The debate has raged on for a while now, with Apple publicly insisting on more than one occasion that it would not provide “back doors” or other runarounds for its thorough iPhone encryption strategies. From court cases to public statements, Apple has been adamant that privacy was a priority.
That appears to not be the case, however. Multiple sources have pointed to a cooperative relationship between Apple and the FBI, which is certainly a departure from the company's public stance.
Apple Waffles on Encryption
In an exclusive report from Reuters, six different sources — including former Apple employees and FBI officials — have come forward to explain that Apple abandoned plans to upgrade encryption protections on iPhones in 2018.
The original plan, as sources pointed out, was to fully encrypt everything found on an iPhone. Crucially, this included backup data from devices in Apple's iCloud. This would mean that no one, not even Apple, would be able to access a locked iPhone. However, that plan ended up getting scrapped.
“Legal killed it, for reasons you can imagine,” said one of the sources, a former Apple employee, to Reuters.
This decision is in staunch opposition to Apple's previous stance on encryption. The tech giant has had a lengthy history of butting heads with the federal government when it comes to matters of privacy.
Apple's History of Encryption Battles
This move is all the more surprising when you consider Apple has previously stood up for digital encryption on the grand stage. As you might remember, Apple took on the FBI in 2016 after a shooting occurred in San Bernardino, in which the shooters were found to have iPhones. The FBI wanted Apple to install a backdoor so that it could glean helpful evidence from the device, which Apple refused, citing global security risks that the move would elicit.
The court case was eventually thrown out during appeal, as the FBI had discovered a third party contractor that was willing and able to unlock the devices in question. Still, Apple had taken a stand against the FBI, in the name of digital privacy for all. Unfortunately, that decidedly public case clearly did not represent the entirety of the relationship between Apple and the FBI.
“Outside of that public spat over San Bernardino, Apple gets along with the federal government,” said one of the sources, a former FBI official, to Reuters.
So what's the reasoning behind the encryption waffle? Is the FBI really to blame, or is Apple thinking ahead to what else an encryption battle could do to the tech world?
Why the Encryption Turnaround?
Despite sources insisting the FBI's intervention wasn't entirely to blame for the decision to scrap the encryption plans, the timing is pretty coincidental. One source said it was due to concerns that users would get locked out of their accounts more often. Another said it was to avoid being attacked for protecting criminals and spurring stricter encryptions laws. Still, one source had a more simple way of putting it.
“They decided they weren’t going to poke the bear anymore,” said one of the source, a former Apple employee, to Reuters.
After a tenuous court case with the FBI and more than enough pushback from the federal government, it's safe to say that Apple was happy to be rid of the drama.
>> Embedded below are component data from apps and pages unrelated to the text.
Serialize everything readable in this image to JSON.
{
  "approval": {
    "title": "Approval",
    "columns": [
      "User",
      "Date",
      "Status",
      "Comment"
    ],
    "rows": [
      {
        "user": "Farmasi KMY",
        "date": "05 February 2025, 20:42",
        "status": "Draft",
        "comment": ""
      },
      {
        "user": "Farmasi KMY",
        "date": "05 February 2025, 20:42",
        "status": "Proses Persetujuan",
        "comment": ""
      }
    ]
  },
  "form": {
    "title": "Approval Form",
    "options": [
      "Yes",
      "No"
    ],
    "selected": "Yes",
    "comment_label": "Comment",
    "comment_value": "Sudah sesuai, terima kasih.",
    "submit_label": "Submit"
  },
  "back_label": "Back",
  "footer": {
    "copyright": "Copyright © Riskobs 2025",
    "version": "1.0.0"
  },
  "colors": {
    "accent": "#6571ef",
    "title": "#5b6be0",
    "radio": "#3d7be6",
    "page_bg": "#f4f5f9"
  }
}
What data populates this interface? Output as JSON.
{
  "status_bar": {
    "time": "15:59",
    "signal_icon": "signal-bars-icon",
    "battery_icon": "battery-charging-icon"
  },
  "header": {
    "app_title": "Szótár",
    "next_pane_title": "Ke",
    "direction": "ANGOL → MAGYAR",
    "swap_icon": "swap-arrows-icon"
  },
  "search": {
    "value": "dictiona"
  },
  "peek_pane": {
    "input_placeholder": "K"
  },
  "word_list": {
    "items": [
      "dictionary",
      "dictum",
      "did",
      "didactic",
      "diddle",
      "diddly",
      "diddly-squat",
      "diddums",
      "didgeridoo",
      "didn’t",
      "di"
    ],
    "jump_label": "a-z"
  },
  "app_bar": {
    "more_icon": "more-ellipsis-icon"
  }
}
And the plan largely worked – it's seemingly been easy to keep this situation quiet for almost two years. The fact that headlines are now qualified with “two years ago” certainly takes the sting out of Apple's betrayal, despite the problematic nature of the news.
Apple's fight for encryption integrity was one of the few bright spots in a tech industry plagued by dark news over privacy concerns. That Apple was so willing to backtrack on this win for user privacy just goes to show that the tech industry is still struggling to make sense of its responsibilities to users and the law.